Gmelin’s critical, yet personal investigation into emancipation movements subtly unravels the complicated intertwining of self-development, socialization and emancipation in the 1960s and 1970s, a time when terrorists were sex idols and the discovery of the atom bomb was celebrated as a gift from God.
In Tools and Grammar (2007), Gmelin’s most complex installation to date, he roots out the messianic tendencies of the 1920s and 1930s. Here, his investigation into the sometimes consistent, sometimes contradictory perceptions of the eye, ear and sense of taste leads to the very brink of what we are able to perceive, if not the unimaginable. The centre point is Bei den Blinden (1926), a film from the German Bundesarchiv about a progressive school for the blind in Stuttgart, where children were encouraged to develop other senses to compensate for their handicap. We see blind children using their fingertips to feel the carvings on gravestones in a cemetery, and later, back in the classroom, translating their impressions into clay slabs. Close-up photographs of these raw, grubby clay tablets show how much these ‘felt’ representations resemble expressionist art. Gmelin combines the photographs with small paintings after Ernst Ludwig Kirchner, Sepp Hilz and others, the originals of which were presented by the Nazis in 1934 as degenerate art, in the exhibition Entartete Kunst. The ideological basis for the exhibition was a book, Kunst und Rasse, by painter and architect Paul Schultze-Naumburg, the most vehement of those who found fault with the Bauhaus. The comparison between modernist art and drawings by the mentally handicapped was his brain-child. The fact that the handicapped were amongst the first victims of Hitler's ethnic cleansing cannot be seen as entirely unrelated to the condemnation of certain forms of art, and this is the unsettling conclusion suggested by the connections in the work of Felix Gmelin.
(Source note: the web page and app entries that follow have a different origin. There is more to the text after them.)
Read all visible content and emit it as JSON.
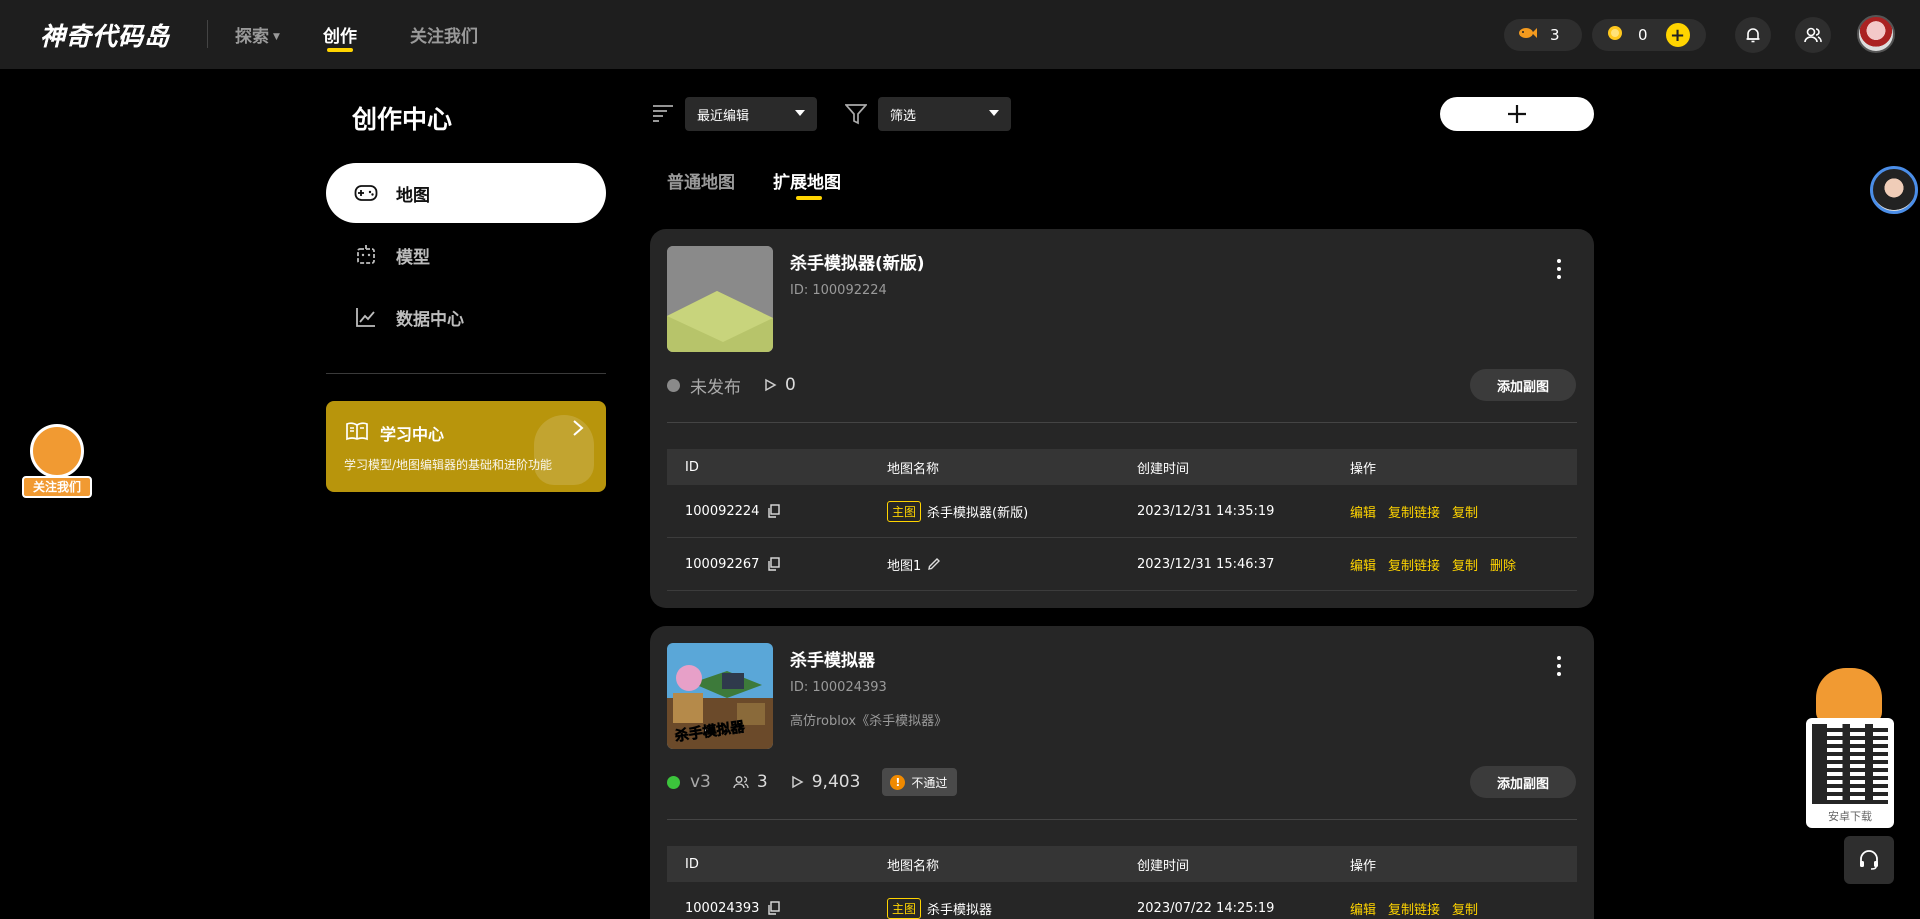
{
  "header": {
    "logo_text": "神奇代码岛",
    "nav": [
      {
        "label": "探索"
      },
      {
        "label": "创作"
      },
      {
        "label": "关注我们"
      }
    ],
    "fish_count": "3",
    "coin_count": "0"
  },
  "sidebar": {
    "title": "创作中心",
    "items": [
      {
        "label": "地图"
      },
      {
        "label": "模型"
      },
      {
        "label": "数据中心"
      }
    ],
    "learn": {
      "title": "学习中心",
      "subtitle": "学习模型/地图编辑器的基础和进阶功能"
    }
  },
  "toolbar": {
    "sort_value": "最近编辑",
    "filter_value": "筛选"
  },
  "tabs": [
    {
      "label": "普通地图"
    },
    {
      "label": "扩展地图"
    }
  ],
  "table_headers": {
    "id": "ID",
    "name": "地图名称",
    "created": "创建时间",
    "ops": "操作"
  },
  "ops": {
    "edit": "编辑",
    "copy_link": "复制链接",
    "copy": "复制",
    "delete": "删除"
  },
  "main_tag": "主图",
  "add_sub_map": "添加副图",
  "cards": [
    {
      "title": "杀手模拟器(新版)",
      "id": "ID: 100092224",
      "status": "未发布",
      "plays": "0",
      "rows": [
        {
          "id": "100092224",
          "is_main": true,
          "name": "杀手模拟器(新版)",
          "created": "2023/12/31 14:35:19"
        },
        {
          "id": "100092267",
          "is_main": false,
          "name": "地图1",
          "created": "2023/12/31 15:46:37"
        }
      ]
    },
    {
      "title": "杀手模拟器",
      "id": "ID: 100024393",
      "desc": "高仿roblox《杀手模拟器》",
      "version": "v3",
      "players": "3",
      "plays": "9,403",
      "review": "不通过",
      "thumb_caption": "杀手模拟器",
      "rows": [
        {
          "id": "100024393",
          "is_main": true,
          "name": "杀手模拟器",
          "created": "2023/07/22 14:25:19"
        }
      ]
    }
  ],
  "floating": {
    "follow_label": "关注我们",
    "android_download": "安卓下载"
  },
  "colors": {
    "accent": "#ffd400",
    "card_bg": "#262626",
    "topbar_bg": "#1e1e1e",
    "learn_bg": "#b8950c",
    "online": "#3cc43c",
    "offline": "#8a8a8a"
  }
}
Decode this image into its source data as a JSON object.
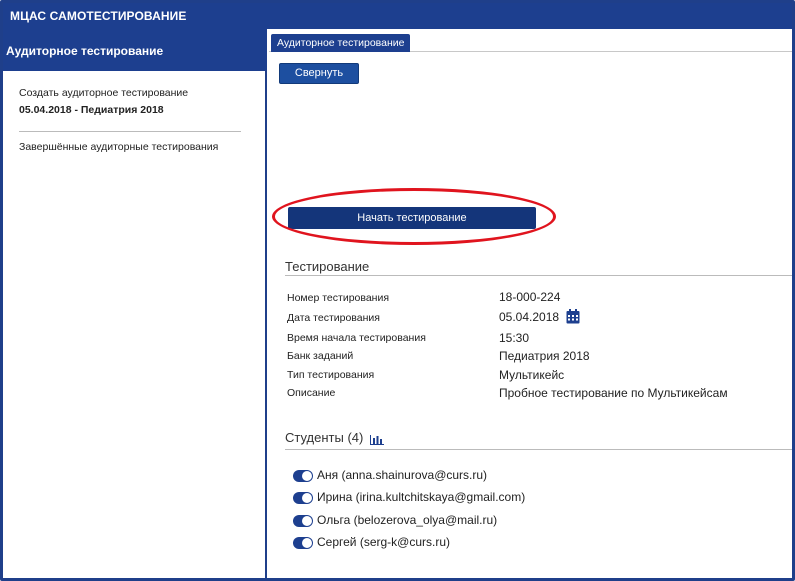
{
  "app": {
    "title": "МЦАС  САМОТЕСТИРОВАНИЕ"
  },
  "sidebar": {
    "title": "Аудиторное тестирование",
    "create_label": "Создать аудиторное тестирование",
    "current_item": "05.04.2018 - Педиатрия 2018",
    "finished_label": "Завершённые аудиторные тестирования"
  },
  "main": {
    "tab_label": "Аудиторное тестирование",
    "collapse_label": "Свернуть",
    "start_label": "Начать тестирование",
    "highlight_color": "#e0141e"
  },
  "testing": {
    "title": "Тестирование",
    "fields": [
      {
        "label": "Номер тестирования",
        "value": "18-000-224"
      },
      {
        "label": "Дата тестирования",
        "value": "05.04.2018"
      },
      {
        "label": "Время начала тестирования",
        "value": "15:30"
      },
      {
        "label": "Банк заданий",
        "value": "Педиатрия 2018"
      },
      {
        "label": "Тип тестирования",
        "value": "Мультикейс"
      },
      {
        "label": "Описание",
        "value": "Пробное тестирование по Мультикейсам"
      }
    ],
    "date_icon": "calendar-icon"
  },
  "students": {
    "title": "Студенты (4)",
    "stats_icon": "bar-chart-icon",
    "items": [
      {
        "name": "Аня (anna.shainurova@curs.ru)",
        "enabled": true
      },
      {
        "name": "Ирина (irina.kultchitskaya@gmail.com)",
        "enabled": true
      },
      {
        "name": "Ольга (belozerova_olya@mail.ru)",
        "enabled": true
      },
      {
        "name": "Сергей (serg-k@curs.ru)",
        "enabled": true
      }
    ]
  },
  "colors": {
    "brand": "#1d3f8f",
    "accent_red": "#e0141e"
  }
}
The scenes of the blind children amongst the gravestones hint at the horrific things soon to befall them.
Although past expectations for the future are an important motif in Gmelin’s work, what most interest the artist are our contemporary expectations for the future. ‘After the fall of the Berlin Wall and 9/11, history is opening up again. I try to make art that reflects what I see, and what I see is a very politicized world. My art is political in that sense, but I do not try to change society. I do not have the answers.’ Felix Gmelin may not have the answers, but he is certainly asking the right questions.
Felix Gmelin will be taking part in Difference on Display, from 13 December 2008-8 March 2009, at the Beurs van Berlage in Amsterdam.
- See, among others, Maxine Kopsa, ‘Het waarom opgesloten tussen twee vertellingen’, METROPOLIS M No. 4, 2004, pp. 86-103.
- This and subsequent statements by Felix Gmelin are taken from his lecture at De Ateliers, Amsterdam, April 1, 2008.